Toyota guarantees its hybrid batteries for 180,000 kilometres or 8 years. The only disadvantage from a driver’s point of view is that the battery pod takes up some room behind the back seat and some of the boot space which reduces the cargo area by a small percentage. And hybrid vehicles will typically cost more than a conventional petrol car, e.g. for the Camry the price is around $3500 more but the fuel savings can pay for this in the next few years depending on your driving situation especially when fuel prices reach the high end of the price cycles.

So why would you buy a hybrid vehicle?

There's no difference in comfort between a hybrid and the petrol-powered car parked in your garage — it accelerates just as quickly and cruises just as fast on the highway, it handles just as smoothly and are just as safe to drive. Well, there is one difference: Hybrids are super-quiet — sometimes you can't tell whether the engine is running or not! When power is not needed when stopped at a red light or in bumper-to-bumper traffic, the engine completely shuts down and revs up again when you press on the accelerator, meaning you don't waste gas or emit pollutants. 

Because the petrol engine componet of a hybrid car runs much less than a nornal car you will need less maintenace and the engine will last longer.
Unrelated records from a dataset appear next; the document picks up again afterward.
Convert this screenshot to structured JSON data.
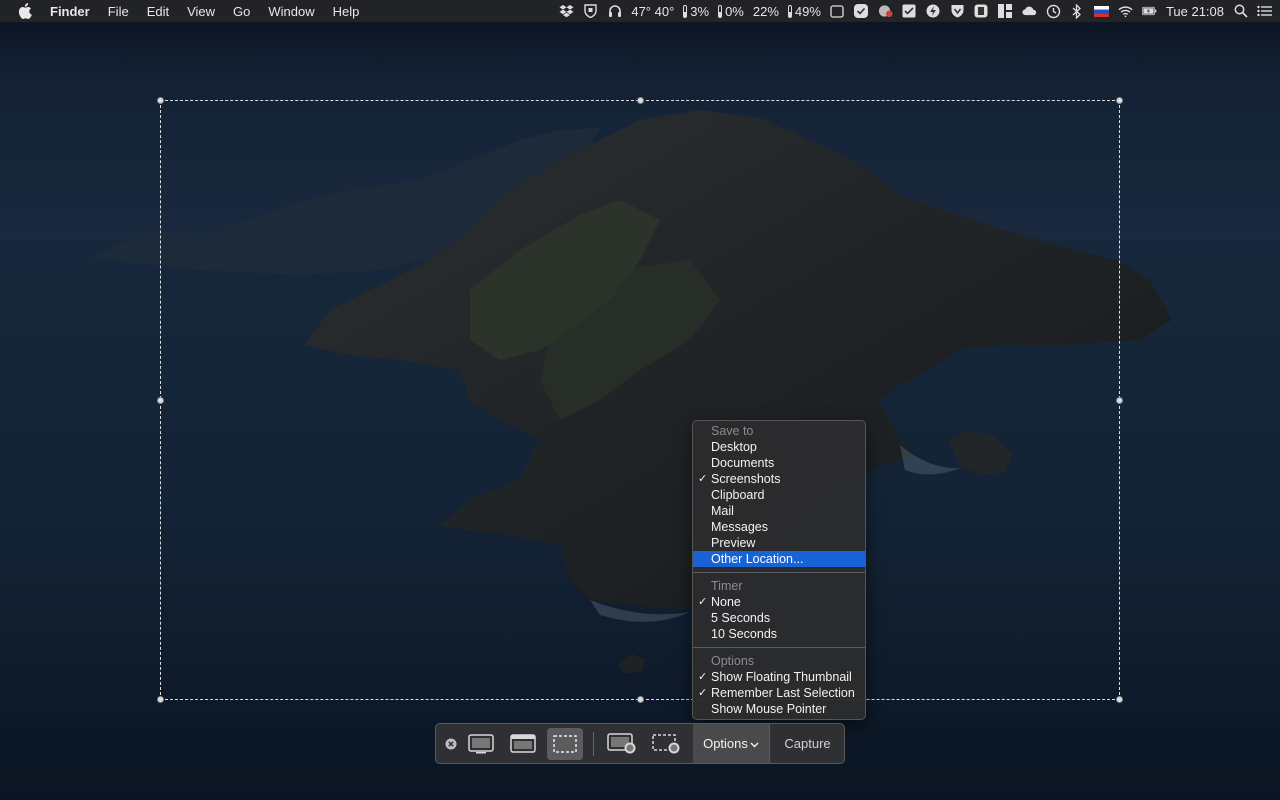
{
  "menubar": {
    "app_name": "Finder",
    "items": [
      "File",
      "Edit",
      "View",
      "Go",
      "Window",
      "Help"
    ],
    "status": {
      "temps": "47° 40°",
      "cpu": "3%",
      "gpu": "0%",
      "mem1": "22%",
      "mem2": "49%",
      "clock": "Tue 21:08"
    }
  },
  "options_menu": {
    "save_to": {
      "header": "Save to",
      "items": [
        {
          "label": "Desktop",
          "checked": false
        },
        {
          "label": "Documents",
          "checked": false
        },
        {
          "label": "Screenshots",
          "checked": true
        },
        {
          "label": "Clipboard",
          "checked": false
        },
        {
          "label": "Mail",
          "checked": false
        },
        {
          "label": "Messages",
          "checked": false
        },
        {
          "label": "Preview",
          "checked": false
        },
        {
          "label": "Other Location...",
          "checked": false,
          "highlighted": true
        }
      ]
    },
    "timer": {
      "header": "Timer",
      "items": [
        {
          "label": "None",
          "checked": true
        },
        {
          "label": "5 Seconds",
          "checked": false
        },
        {
          "label": "10 Seconds",
          "checked": false
        }
      ]
    },
    "options": {
      "header": "Options",
      "items": [
        {
          "label": "Show Floating Thumbnail",
          "checked": true
        },
        {
          "label": "Remember Last Selection",
          "checked": true
        },
        {
          "label": "Show Mouse Pointer",
          "checked": false
        }
      ]
    },
    "check_glyph": "✓"
  },
  "toolbar": {
    "options_label": "Options",
    "capture_label": "Capture"
  },
  "colors": {
    "highlight": "#1762d5",
    "menu_bg": "#2c2c2e"
  }
}
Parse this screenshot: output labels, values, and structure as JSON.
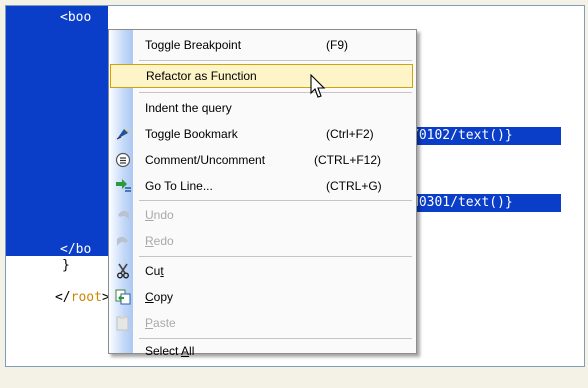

Your trips to the petrol station will be much less often and we all know how we try to avoid the petrol station run! 

Hybrid cars climb hills really well. As it's torque, not horsepower that helps a car to climb a steep hil, the electric motors in hybrid cars produce a lot of it. Hybrids often feature continuously variable transmissions that allow the engine to operate at the optimal number of revolutions per minute (RPMs) when climbing under full power. This is impossible with conventional transmissions that typically operate with four, five, or six speeds.

Hybrids are still the most financially conscious way to buy some kinds of cars, even aside from high-mindedly doing your part for the Earth.

The future of Hybrid and electric vehicles is set to be very robust as the petrol and diesel engines slowly become uneconomic and threatening our enjoyment.

Toyota Australia are about to release the Corolla Hatch Hybrid (April 2016). We also hear rumors that the RAV4 and other models in the future may offer hybrid variants as well.

For more information on how hybrid vehicles work and Toyota's Hybrid vehicle range - See Hybrid Vehicles